Inflation has become a problem in 2022. It is at a 40-year high. It started with COVID –19 and related supply chain complications and has adversely affected significant businesses, including the restaurant industry. America has been anticipating a concerted effort from the government to relieve supply chain issues. Instead, the problem is getting worse. In a recent CBS/YouGov survey, 65% of Americans said President Biden wasn’t focusing enough on supply chain issues and subsequent inflation. His level of popularity has been plummeting. While Russia has attacked Ukraine, a major player in the world supply chain, the effects of inflation on restaurants have received minimal attention.

What Are the Solutions?

Raise the Wage Act of 2021 (HR 603) is one approach to provide a solution. This act increases the federal minimum wage to bring relief to American families. Five annual steps would raise the minimum wage from $7.25 to $15 by 2025. This would increase pay for nearly 32 million workers, about 21 percent of the U.S. workforce. The problem is that a federal standard does not comply with the standard of living in each state. The cost of living in San Francisco, California, is vastly different than in Miami, Florida. A $15 minimum wage floor is insufficient for providing real support for every location in the country.
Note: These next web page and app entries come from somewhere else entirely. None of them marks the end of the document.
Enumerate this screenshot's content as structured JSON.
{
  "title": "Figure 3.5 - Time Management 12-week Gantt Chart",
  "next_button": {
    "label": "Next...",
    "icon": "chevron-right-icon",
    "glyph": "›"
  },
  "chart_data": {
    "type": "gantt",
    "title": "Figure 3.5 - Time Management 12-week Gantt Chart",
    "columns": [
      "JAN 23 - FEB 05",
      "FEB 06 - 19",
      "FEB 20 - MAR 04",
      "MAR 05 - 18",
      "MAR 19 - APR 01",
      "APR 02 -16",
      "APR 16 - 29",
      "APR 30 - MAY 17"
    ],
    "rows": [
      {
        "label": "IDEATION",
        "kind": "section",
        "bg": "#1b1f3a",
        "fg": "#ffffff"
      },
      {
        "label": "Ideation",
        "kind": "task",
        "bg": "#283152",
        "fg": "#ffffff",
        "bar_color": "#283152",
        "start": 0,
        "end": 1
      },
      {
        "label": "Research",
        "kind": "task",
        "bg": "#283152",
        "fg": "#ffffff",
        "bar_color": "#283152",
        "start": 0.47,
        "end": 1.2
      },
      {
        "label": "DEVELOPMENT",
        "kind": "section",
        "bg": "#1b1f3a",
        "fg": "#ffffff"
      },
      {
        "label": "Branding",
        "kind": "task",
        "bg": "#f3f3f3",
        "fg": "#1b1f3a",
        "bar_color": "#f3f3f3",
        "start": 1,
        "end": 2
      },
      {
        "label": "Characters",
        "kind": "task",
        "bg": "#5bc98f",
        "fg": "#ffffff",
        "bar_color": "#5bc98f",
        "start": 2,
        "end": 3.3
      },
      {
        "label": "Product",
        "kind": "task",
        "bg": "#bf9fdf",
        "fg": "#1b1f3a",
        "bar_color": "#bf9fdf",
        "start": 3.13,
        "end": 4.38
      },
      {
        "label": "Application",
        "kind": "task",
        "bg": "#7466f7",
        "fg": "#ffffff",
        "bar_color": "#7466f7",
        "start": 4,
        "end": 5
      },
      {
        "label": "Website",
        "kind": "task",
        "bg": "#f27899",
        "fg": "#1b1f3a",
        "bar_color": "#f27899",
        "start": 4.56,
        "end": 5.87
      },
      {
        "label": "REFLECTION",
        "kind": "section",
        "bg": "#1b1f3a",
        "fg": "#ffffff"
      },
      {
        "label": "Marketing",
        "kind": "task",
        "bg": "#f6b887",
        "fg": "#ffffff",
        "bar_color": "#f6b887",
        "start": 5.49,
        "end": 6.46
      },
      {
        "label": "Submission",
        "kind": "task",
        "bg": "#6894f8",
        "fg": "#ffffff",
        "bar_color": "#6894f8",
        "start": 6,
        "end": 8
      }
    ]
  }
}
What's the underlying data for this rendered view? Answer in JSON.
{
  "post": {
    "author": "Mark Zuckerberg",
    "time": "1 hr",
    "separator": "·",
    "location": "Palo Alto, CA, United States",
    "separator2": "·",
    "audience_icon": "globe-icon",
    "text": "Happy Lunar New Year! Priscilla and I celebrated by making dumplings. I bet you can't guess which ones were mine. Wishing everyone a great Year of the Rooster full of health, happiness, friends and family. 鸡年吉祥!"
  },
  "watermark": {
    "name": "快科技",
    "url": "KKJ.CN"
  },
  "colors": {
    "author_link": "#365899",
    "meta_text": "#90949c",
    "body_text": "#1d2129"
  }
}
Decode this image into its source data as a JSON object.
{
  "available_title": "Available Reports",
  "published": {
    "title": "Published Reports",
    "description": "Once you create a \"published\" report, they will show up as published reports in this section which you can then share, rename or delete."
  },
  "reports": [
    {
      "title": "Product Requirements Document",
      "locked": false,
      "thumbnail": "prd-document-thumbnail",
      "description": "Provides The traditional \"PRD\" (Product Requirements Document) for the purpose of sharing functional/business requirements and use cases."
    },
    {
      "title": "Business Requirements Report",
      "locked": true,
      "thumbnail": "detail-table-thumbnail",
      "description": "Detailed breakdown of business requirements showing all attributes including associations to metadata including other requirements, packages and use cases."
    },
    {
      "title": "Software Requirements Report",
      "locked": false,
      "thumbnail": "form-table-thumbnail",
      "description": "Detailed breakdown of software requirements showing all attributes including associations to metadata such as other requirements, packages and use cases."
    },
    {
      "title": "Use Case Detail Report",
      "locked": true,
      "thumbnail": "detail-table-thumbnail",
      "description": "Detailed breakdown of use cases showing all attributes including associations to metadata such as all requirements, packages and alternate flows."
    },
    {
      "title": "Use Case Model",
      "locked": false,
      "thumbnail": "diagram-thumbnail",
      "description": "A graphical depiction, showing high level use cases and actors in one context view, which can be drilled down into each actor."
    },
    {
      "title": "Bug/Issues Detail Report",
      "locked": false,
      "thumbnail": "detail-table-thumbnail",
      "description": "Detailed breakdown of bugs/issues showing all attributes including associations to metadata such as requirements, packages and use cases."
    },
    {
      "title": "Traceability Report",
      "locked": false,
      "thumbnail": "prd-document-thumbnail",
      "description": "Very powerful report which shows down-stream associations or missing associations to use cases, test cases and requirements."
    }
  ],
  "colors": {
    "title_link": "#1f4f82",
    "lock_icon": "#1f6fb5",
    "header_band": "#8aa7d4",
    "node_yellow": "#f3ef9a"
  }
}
Assembly Bill 1003 addresses wage theft according to the California penal code. In the past, employers have been sued or fined for withholding wages. Now employers can be held liable for grand theft if they intentionally withhold more than $950 from any employee, or $2,350 from two or more employees in any consecutive 12-month period. Withholding wages, gratuities, benefits, or other compensation, not paying minimum wage, offering overtime, or meal or rest breaks is a felony instead of a misdemeanor for an employer in 2022.

Relief for Restaurants and other Hard Hit Small Businesses Act of 2022 (H.R. 3807), addresses financial support for restaurants, arts and entertainment venues, and small businesses adversely affected by the COVID-19 pandemic. It passed in the House on 4/07/22 and will extend to 3/11/23, maybe longer. Made up of an additional $42 billion for the existing Restaurant Revitalization Fund, previous applicants who have not received a grant have priority. The Hard Hit Industries Award Program determines award recipients within the bill, with a maximum amount of $1 million being granted for each organization. Through this process, the Small Business Act (SBA) prioritizes organizations that have experienced significant pandemic-related revenue loss, prioritizing those that experienced a loss of at least 80%. The second priority is to those that experienced at least a 60% loss and last, a 40% loss. Funds may be used for operating expenses such as mortgage, rent, utility payments, and payroll.

 

restaurant relief act

 

In addition, the temporary practice of outdoor dining will continue. Many areas have noted the profitable impact outdoor dining had on the restaurant industry during the pandemic and are seeking legislation to allow it to continue. In Connecticut, Governor Ned Lamont announced House Bill 5271, allowing the rules on outdoor dining at restaurants established during the COVID-19 pandemic to continue for at least another 13 months. Approved in the House and Senate, these relaxed outdoor dining rules will continue to allow restaurants to impact the economy positively.